What we have today is American soldiers and their NATO allies fighting and dying in one of the most impoverished nations on the planet and the goals of that fighting is not at all clear to anyone, from the clerk in a burger joint to the President of the United States. What exactly are we trying to achieve? Destroy Al-Qa'ida, they are long gone from Afghanistan. Create a democracy in Afghanistan by the gun, no one, from that clerk to the President, can possibly believe that totally unrealistic scenario for reasons far too numerous to mention here. Defeat the Taliban by winning the hearts and minds of the Afghani people, that reasoning is laughable, and no person on this planet with the possible exception of General Petraeus believes that is possible. So, why are we fighting there? Can anyone tell me that?

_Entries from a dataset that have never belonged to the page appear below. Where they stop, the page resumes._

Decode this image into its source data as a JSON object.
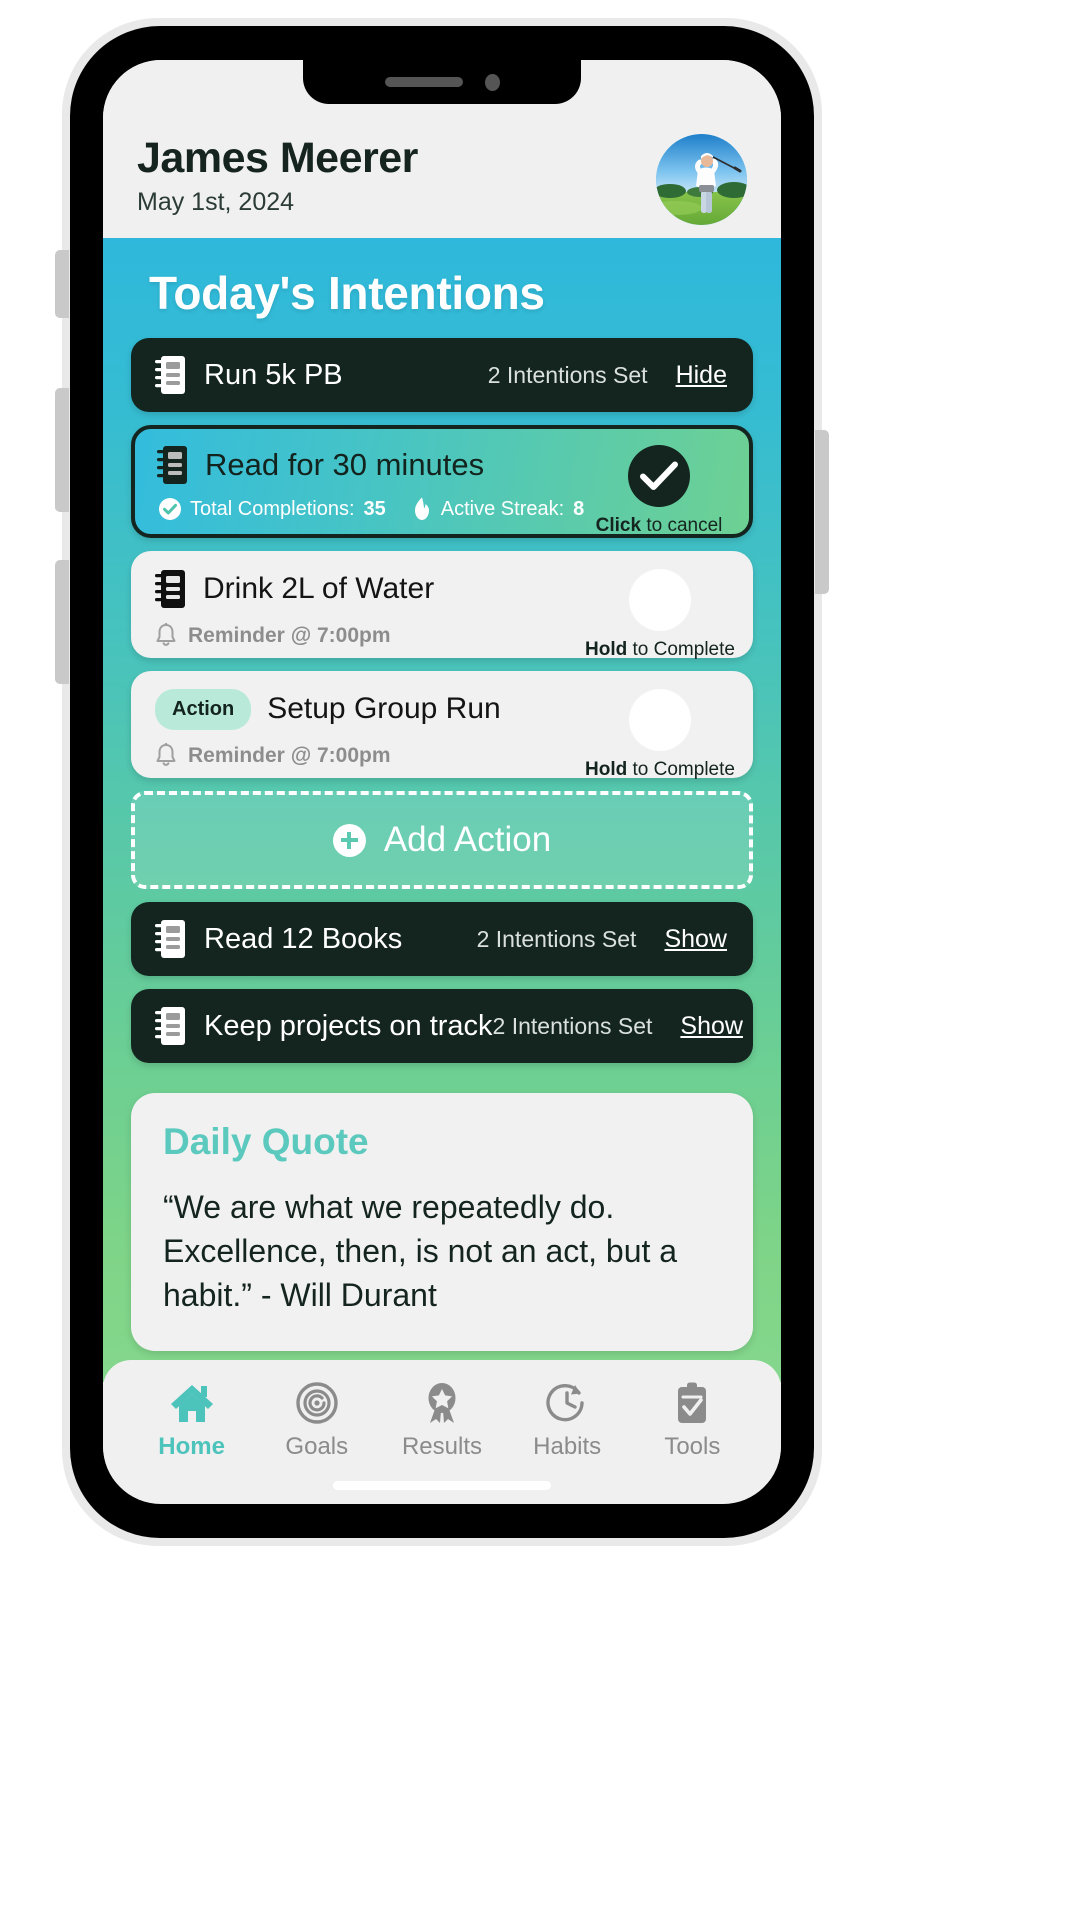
{
  "header": {
    "user_name": "James Meerer",
    "date": "May 1st, 2024",
    "avatar_alt": "golfer-avatar"
  },
  "section": {
    "title": "Today's Intentions"
  },
  "goals": [
    {
      "icon": "notebook-icon",
      "title": "Run 5k PB",
      "meta": "2 Intentions Set",
      "toggle": "Hide"
    },
    {
      "icon": "notebook-icon",
      "title": "Read 12 Books",
      "meta": "2 Intentions Set",
      "toggle": "Show"
    },
    {
      "icon": "notebook-icon",
      "title": "Keep projects on track",
      "meta": "2 Intentions Set",
      "toggle": "Show"
    }
  ],
  "habit_completed": {
    "icon": "notebook-icon",
    "title": "Read for 30 minutes",
    "stats": [
      {
        "icon": "check-circle-icon",
        "label": "Total Completions:",
        "value": "35"
      },
      {
        "icon": "flame-icon",
        "label": "Active Streak:",
        "value": "8"
      }
    ],
    "action_icon": "checkmark-icon",
    "hint_strong": "Click",
    "hint_rest": " to cancel"
  },
  "intentions": [
    {
      "icon": "notebook-icon",
      "badge": null,
      "title": "Drink 2L of Water",
      "reminder_icon": "bell-icon",
      "reminder": "Reminder @ 7:00pm",
      "hint_strong": "Hold",
      "hint_rest": " to Complete"
    },
    {
      "icon": null,
      "badge": "Action",
      "title": "Setup Group Run",
      "reminder_icon": "bell-icon",
      "reminder": "Reminder @ 7:00pm",
      "hint_strong": "Hold",
      "hint_rest": " to Complete"
    }
  ],
  "add_action": {
    "icon": "plus-circle-icon",
    "label": "Add Action"
  },
  "quote": {
    "title": "Daily Quote",
    "text": "“We are what we repeatedly do. Excellence, then, is not an act, but a habit.” - Will Durant"
  },
  "nav": [
    {
      "icon": "home-icon",
      "label": "Home",
      "active": true
    },
    {
      "icon": "target-icon",
      "label": "Goals",
      "active": false
    },
    {
      "icon": "award-icon",
      "label": "Results",
      "active": false
    },
    {
      "icon": "clock-arrow-icon",
      "label": "Habits",
      "active": false
    },
    {
      "icon": "clipboard-check-icon",
      "label": "Tools",
      "active": false
    }
  ],
  "colors": {
    "gradient_top": "#2fb8db",
    "gradient_bottom": "#84d78c",
    "dark_card": "#14241f",
    "accent_teal": "#4cc3bb",
    "quote_title": "#5bc9bd",
    "badge_bg": "#b9ead9",
    "screen_bg": "#f0f0f0"
  }
}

What we do have in Afghanistan is President Hamid Karzai, an American puppet with dubious allegiance to his American handlers. Karzai is corrupt. His relatives in the government are corrupt. He virtually is the mayor of Kabul, unable to govern any other parts of his "realm," and his entire government is corrupt. This actually is the way of doing business in Afghanistan and this has been going on for several millennia. Machiavelli would have had a field day in Afghanistan. Folks, honestly, I am not making this stuff up. Afghanistan could actually be on another planet where Americans are concerned.